Welcome to OpenSergo community! This document is a guideline about how to contribute to OpenSergo. If you find something incorrect or missing, please leave comments / suggestions.

Contributing​

We are always very happy to have contributions, whether for typo fix, bug fix or big new features. Please do not ever hesitate to ask a question or send a pull request.

We strongly value documentation and integration with other projects. We are very glad to accept improvements for these aspects.

GitHub workflow​

We use the main (master) branch as the development branch, which indicates that this is a unstable branch.

Here are the workflow for contributors:

  1. Fork to your own
  2. Clone fork to local repository
  3. Create a new branch and work on it
  4. Keep your branch in sync
  5. Commit your changes (make sure your commit message concise)
  6. Push your commits to your forked repository
  7. Create a pull request

Please follow the pull request template. Please make sure the PR has an associated issue.

After creating a PR, one or more reviewers will be assigned to the pull request. The reviewers will review the code.

Before merging a PR, squash any fix review feedback, typo, merged, and rebased sorts of commits. The final commit message should be clear and concise.

Open an issue / PR​

We use GitHub Issues and Pull Requests for trackers.

If you find a typo in document, find a bug in code, or want new features, or want to give suggestions, you can open an issue on GitHub to report it. Please follow the guideline message in the issue template.

If you want to contribute, please follow the contribution workflow and create a new pull request. If your PR contains large changes, e.g. component refactor or new components, please write detailed documents about its design and usage.

Note that a single PR should not be too large. If heavy changes are required, it's better to separate the changes to a few individual PRs.

Code review​

All code should be well reviewed by one or more committers. Some principles:
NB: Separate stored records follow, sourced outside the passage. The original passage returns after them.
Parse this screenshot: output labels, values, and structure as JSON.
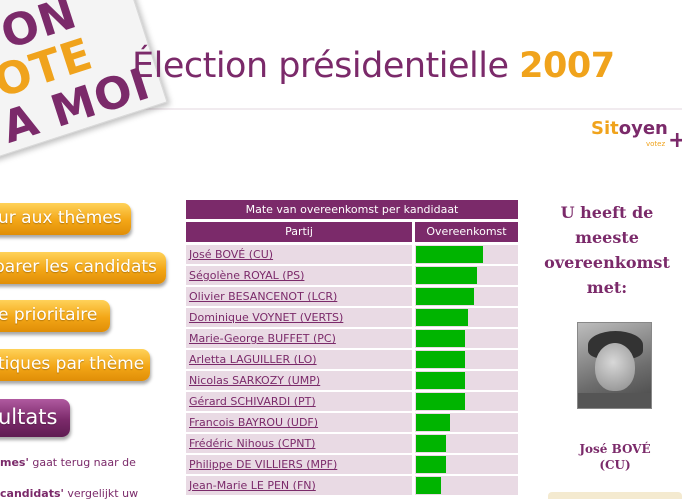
{
  "header": {
    "logo_lines": [
      "ON",
      "OTE",
      "A MOI"
    ],
    "title_main": "Élection présidentielle",
    "title_year": "2007",
    "brand_first": "Sit",
    "brand_second": "oyen",
    "brand_sub": "votez",
    "brand_plus": "+"
  },
  "menu": {
    "items": [
      {
        "label": "ur aux thèmes"
      },
      {
        "label": "parer les candidats"
      },
      {
        "label": "e prioritaire"
      },
      {
        "label": "tiques par thème"
      },
      {
        "label": "ultats"
      }
    ],
    "text1_bold": "mes'",
    "text1_rest": " gaat terug naar de",
    "text2_bold": "candidats'",
    "text2_rest": " vergelijkt uw"
  },
  "table": {
    "title": "Mate van overeenkomst per kandidaat",
    "col_party": "Partij",
    "col_match": "Overeenkomst"
  },
  "candidates": [
    {
      "name": "José BOVÉ (CU)",
      "match": 0.66
    },
    {
      "name": "Ségolène ROYAL (PS)",
      "match": 0.6
    },
    {
      "name": "Olivier BESANCENOT (LCR)",
      "match": 0.57
    },
    {
      "name": "Dominique VOYNET (VERTS)",
      "match": 0.51
    },
    {
      "name": "Marie-George BUFFET (PC)",
      "match": 0.49
    },
    {
      "name": "Arletta LAGUILLER (LO)",
      "match": 0.49
    },
    {
      "name": "Nicolas SARKOZY (UMP)",
      "match": 0.49
    },
    {
      "name": "Gérard SCHIVARDI (PT)",
      "match": 0.49
    },
    {
      "name": "Francois BAYROU (UDF)",
      "match": 0.34
    },
    {
      "name": "Frédéric Nihous (CPNT)",
      "match": 0.3
    },
    {
      "name": "Philippe DE VILLIERS (MPF)",
      "match": 0.3
    },
    {
      "name": "Jean-Marie LE PEN (FN)",
      "match": 0.25
    }
  ],
  "result": {
    "heading": "U heeft de meeste overeenkomst met:",
    "candidate_name": "José BOVÉ",
    "candidate_party": "(CU)"
  },
  "colors": {
    "purple": "#7b2a6a",
    "orange": "#f0a31c",
    "bar_green": "#00b400",
    "row_bg": "#e9dae4"
  }
}
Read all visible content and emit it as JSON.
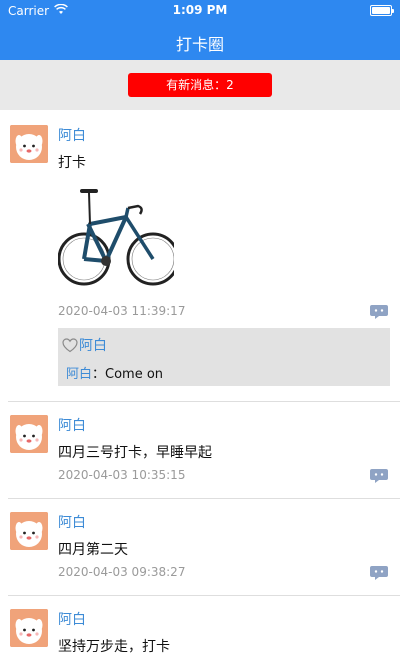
{
  "status_bar": {
    "carrier": "Carrier",
    "time": "1:09 PM"
  },
  "nav": {
    "title": "打卡圈"
  },
  "notice": {
    "label": "有新消息：2"
  },
  "posts": [
    {
      "author": "阿白",
      "content": "打卡",
      "time": "2020-04-03 11:39:17",
      "likes_label": "阿白",
      "comment": {
        "author": "阿白",
        "separator": "：",
        "text": "Come on"
      }
    },
    {
      "author": "阿白",
      "content": "四月三号打卡，早睡早起",
      "time": "2020-04-03 10:35:15"
    },
    {
      "author": "阿白",
      "content": "四月第二天",
      "time": "2020-04-03 09:38:27"
    },
    {
      "author": "阿白",
      "content": "坚持万步走，打卡"
    }
  ],
  "colors": {
    "accent": "#2e88f0",
    "link": "#3d8bd6",
    "notice": "#ff0000"
  }
}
  • Readability: Important code should be well-documented. Comply with our code style.
  • Elegance: New functions, classes or components should be well designed.
  • Testability: Important code should be well-tested (high unit test coverage).